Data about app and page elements
::::::::
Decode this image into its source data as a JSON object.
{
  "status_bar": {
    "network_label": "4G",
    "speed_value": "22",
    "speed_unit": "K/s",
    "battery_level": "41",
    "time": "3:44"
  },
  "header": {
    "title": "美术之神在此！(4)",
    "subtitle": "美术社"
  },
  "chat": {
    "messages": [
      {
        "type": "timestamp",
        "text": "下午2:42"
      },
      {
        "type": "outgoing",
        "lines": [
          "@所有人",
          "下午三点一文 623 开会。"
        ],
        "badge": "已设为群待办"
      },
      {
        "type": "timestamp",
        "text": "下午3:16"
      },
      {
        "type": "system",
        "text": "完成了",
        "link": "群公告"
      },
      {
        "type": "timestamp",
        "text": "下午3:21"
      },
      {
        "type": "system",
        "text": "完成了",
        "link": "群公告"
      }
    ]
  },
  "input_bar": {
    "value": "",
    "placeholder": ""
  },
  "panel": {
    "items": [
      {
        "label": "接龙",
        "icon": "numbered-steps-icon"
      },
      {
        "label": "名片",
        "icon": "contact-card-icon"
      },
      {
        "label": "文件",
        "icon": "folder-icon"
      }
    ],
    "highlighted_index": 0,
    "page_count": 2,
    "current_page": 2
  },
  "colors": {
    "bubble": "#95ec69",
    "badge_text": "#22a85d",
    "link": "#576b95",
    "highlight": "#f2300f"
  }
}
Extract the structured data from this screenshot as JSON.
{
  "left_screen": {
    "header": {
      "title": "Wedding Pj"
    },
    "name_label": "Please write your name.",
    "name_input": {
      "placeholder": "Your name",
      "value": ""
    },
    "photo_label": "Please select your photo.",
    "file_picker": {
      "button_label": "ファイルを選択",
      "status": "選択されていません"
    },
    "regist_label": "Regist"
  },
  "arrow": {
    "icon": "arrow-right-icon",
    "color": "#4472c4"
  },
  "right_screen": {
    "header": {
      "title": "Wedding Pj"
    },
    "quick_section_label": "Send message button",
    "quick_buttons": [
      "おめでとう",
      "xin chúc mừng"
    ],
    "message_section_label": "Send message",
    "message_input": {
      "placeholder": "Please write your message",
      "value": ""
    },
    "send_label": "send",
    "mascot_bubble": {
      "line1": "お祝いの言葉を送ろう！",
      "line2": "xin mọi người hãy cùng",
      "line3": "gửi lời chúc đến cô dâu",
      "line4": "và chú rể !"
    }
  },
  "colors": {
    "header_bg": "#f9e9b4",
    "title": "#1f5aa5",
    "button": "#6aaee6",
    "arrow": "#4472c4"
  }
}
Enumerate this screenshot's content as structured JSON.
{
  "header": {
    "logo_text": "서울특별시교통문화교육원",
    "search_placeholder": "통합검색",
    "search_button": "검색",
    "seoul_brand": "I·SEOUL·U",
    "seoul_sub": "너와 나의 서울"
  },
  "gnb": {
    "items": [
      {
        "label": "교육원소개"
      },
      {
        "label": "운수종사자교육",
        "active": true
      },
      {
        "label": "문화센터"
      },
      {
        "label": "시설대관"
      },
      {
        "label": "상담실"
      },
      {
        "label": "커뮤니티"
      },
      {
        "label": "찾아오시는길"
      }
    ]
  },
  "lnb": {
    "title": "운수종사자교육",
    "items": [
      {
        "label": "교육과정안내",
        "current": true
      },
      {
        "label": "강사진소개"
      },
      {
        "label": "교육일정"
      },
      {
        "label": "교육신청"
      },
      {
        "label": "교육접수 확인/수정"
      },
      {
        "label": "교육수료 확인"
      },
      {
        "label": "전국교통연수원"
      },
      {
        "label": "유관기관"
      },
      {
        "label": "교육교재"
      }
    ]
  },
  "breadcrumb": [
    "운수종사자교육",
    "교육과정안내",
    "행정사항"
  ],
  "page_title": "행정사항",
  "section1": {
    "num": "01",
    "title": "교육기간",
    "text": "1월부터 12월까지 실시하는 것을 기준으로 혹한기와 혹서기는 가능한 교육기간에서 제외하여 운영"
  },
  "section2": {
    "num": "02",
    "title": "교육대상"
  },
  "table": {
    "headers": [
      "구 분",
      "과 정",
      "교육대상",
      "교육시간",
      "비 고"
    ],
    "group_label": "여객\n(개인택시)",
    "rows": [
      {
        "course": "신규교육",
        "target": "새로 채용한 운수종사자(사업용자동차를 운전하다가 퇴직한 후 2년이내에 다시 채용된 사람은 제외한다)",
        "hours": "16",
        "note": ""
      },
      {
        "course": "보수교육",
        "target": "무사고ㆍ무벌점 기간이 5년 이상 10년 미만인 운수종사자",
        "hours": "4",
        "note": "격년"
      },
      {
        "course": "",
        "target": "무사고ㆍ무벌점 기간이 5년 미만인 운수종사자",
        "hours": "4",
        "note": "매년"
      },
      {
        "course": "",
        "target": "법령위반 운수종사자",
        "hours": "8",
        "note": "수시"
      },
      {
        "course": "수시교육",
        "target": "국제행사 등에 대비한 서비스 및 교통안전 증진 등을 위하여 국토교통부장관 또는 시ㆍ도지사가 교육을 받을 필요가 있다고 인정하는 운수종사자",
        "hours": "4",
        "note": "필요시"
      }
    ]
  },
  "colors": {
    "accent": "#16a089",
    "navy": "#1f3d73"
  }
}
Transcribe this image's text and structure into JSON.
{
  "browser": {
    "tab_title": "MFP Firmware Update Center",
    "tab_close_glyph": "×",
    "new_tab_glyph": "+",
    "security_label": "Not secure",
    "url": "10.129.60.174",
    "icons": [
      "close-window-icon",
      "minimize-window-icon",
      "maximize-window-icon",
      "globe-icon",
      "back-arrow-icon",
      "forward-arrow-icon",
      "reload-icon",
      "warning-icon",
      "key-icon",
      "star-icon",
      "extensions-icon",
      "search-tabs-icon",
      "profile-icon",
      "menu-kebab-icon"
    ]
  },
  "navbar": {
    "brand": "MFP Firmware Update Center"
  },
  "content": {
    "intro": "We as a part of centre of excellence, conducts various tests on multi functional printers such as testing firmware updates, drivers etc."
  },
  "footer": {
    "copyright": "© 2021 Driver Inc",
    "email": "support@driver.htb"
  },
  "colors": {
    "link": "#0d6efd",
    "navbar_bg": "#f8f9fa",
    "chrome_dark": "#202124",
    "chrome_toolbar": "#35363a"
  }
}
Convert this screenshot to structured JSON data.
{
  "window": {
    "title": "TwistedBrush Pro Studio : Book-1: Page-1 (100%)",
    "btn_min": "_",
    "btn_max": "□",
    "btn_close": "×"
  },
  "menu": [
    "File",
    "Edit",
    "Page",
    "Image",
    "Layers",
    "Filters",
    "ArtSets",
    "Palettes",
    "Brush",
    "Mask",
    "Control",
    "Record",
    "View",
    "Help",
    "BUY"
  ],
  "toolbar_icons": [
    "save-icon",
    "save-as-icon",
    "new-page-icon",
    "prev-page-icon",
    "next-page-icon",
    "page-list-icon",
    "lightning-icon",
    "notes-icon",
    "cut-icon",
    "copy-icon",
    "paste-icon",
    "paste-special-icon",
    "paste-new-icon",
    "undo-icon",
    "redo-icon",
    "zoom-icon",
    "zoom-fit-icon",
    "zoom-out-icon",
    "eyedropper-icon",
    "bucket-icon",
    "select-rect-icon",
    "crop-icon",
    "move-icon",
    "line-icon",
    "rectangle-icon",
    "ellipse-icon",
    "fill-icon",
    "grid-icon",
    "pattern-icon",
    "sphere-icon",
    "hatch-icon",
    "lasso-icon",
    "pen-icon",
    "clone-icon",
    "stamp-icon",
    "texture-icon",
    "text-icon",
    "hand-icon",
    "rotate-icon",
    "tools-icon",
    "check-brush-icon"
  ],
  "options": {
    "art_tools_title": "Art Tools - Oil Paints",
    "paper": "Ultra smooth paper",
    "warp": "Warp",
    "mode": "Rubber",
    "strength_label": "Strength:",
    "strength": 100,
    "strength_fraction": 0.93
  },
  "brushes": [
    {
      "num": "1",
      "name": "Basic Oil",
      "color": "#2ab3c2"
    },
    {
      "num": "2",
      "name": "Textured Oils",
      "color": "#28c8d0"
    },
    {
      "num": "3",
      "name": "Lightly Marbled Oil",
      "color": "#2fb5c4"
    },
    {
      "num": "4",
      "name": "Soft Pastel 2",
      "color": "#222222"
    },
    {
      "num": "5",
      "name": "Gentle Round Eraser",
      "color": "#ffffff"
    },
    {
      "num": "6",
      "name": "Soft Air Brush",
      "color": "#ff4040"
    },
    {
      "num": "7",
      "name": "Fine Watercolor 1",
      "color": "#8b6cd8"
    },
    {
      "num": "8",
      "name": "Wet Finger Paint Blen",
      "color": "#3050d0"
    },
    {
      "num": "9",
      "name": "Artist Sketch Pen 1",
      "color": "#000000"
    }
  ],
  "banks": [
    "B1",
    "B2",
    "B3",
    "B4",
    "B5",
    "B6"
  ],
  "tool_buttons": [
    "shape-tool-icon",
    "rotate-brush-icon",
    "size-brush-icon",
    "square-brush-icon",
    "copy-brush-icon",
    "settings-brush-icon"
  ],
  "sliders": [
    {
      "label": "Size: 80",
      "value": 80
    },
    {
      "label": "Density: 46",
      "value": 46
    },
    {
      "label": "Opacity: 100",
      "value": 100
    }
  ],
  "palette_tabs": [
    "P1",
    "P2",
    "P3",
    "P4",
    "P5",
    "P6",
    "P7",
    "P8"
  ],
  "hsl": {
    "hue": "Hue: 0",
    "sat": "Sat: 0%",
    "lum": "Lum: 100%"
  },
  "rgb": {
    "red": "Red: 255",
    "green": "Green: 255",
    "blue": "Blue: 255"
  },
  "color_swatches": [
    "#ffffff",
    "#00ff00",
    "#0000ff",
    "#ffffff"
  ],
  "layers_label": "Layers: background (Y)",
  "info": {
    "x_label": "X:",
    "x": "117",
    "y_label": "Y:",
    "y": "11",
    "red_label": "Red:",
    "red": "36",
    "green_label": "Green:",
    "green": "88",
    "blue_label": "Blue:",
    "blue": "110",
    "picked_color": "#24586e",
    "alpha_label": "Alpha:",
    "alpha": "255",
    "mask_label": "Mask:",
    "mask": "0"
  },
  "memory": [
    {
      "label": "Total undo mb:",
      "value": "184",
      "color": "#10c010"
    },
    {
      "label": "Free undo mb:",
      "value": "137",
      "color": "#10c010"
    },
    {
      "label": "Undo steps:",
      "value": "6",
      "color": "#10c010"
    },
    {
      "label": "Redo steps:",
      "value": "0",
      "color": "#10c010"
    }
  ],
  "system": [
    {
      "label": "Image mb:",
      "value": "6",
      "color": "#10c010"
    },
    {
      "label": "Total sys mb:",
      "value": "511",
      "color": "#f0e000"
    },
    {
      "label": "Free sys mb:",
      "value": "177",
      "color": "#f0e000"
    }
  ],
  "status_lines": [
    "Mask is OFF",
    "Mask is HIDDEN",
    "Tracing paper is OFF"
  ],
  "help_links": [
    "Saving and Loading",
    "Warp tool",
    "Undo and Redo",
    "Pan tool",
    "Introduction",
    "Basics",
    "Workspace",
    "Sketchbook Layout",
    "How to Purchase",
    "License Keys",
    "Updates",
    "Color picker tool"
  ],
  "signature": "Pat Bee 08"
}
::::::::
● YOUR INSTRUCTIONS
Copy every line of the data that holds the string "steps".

● RESULT OF THIS EXERCISE
        "icon": "numbered-steps-icon"
      "label": "Undo steps:",
      "label": "Redo steps:",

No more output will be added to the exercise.